[EXTRACTED RECORDS Boundary: Start]

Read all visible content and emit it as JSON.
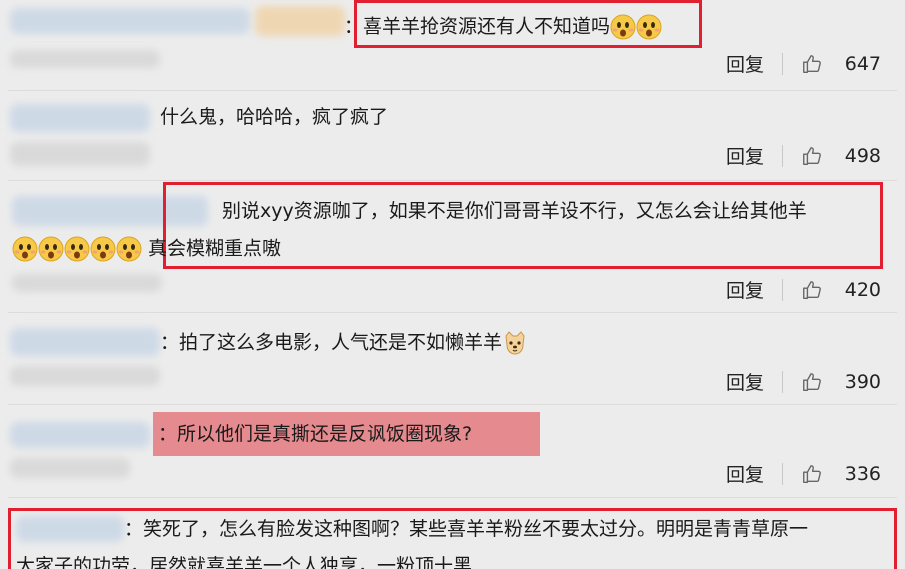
{
  "comments": [
    {
      "text": "：喜羊羊抢资源还有人不知道吗",
      "reply": "回复",
      "likes": "647"
    },
    {
      "text": "什么鬼，哈哈哈，疯了疯了",
      "reply": "回复",
      "likes": "498"
    },
    {
      "text_line1": "别说xyy资源咖了，如果不是你们哥哥羊设不行，又怎么会让给其他羊",
      "text_line2": "真会模糊重点嗷",
      "reply": "回复",
      "likes": "420"
    },
    {
      "text": "：拍了这么多电影，人气还是不如懒羊羊",
      "reply": "回复",
      "likes": "390"
    },
    {
      "text": "：所以他们是真撕还是反讽饭圈现象?",
      "reply": "回复",
      "likes": "336"
    },
    {
      "text_line1": "：笑死了，怎么有脸发这种图啊？某些喜羊羊粉丝不要太过分。明明是青青草原一",
      "text_line2": "大家子的功劳，居然就喜羊羊一个人独享，一粉顶十黑"
    }
  ],
  "colors": {
    "highlight_border": "#e02030",
    "highlight_fill": "#e58a8e"
  },
  "icons": {
    "like": "thumbs-up-icon",
    "emoji_shock": "shocked-face-emoji",
    "emoji_dog": "dog-face-emoji"
  }
}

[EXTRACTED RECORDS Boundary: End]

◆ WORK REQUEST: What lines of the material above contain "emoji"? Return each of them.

◆ EXERCISE RESPONSE:
    "emoji_shock": "shocked-face-emoji",
    "emoji_dog": "dog-face-emoji"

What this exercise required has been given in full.